Collected data entries:
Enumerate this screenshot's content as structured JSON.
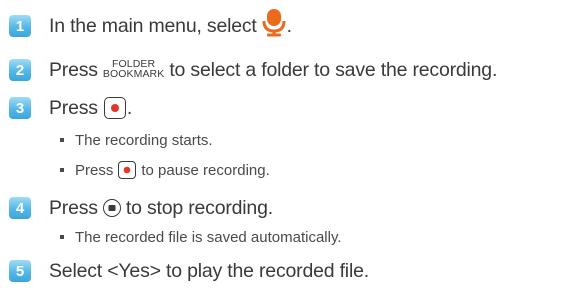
{
  "colors": {
    "step_badge": "#55b7e6",
    "record_dot": "#e0392b",
    "mic_icon": "#ec6a1e"
  },
  "steps": [
    {
      "num": "1",
      "text": "In the main menu, select",
      "after_icon": "."
    },
    {
      "num": "2",
      "pre": "Press",
      "key_top": "FOLDER",
      "key_bottom": "BOOKMARK",
      "post": "to select a folder to save the recording."
    },
    {
      "num": "3",
      "pre": "Press",
      "post": "."
    },
    {
      "num": "4",
      "pre": "Press",
      "post": "to stop recording."
    },
    {
      "num": "5",
      "text": "Select <Yes> to play the recorded file."
    }
  ],
  "step3_notes": {
    "note1": "The recording starts.",
    "note2_pre": "Press",
    "note2_post": "to pause recording."
  },
  "step4_notes": {
    "note1": "The recorded file is saved automatically."
  }
}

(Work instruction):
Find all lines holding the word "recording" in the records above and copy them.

(Task output):
      "post": "to select a folder to save the recording."
      "post": "to stop recording."
    "note1": "The recording starts.",
    "note2_post": "to pause recording."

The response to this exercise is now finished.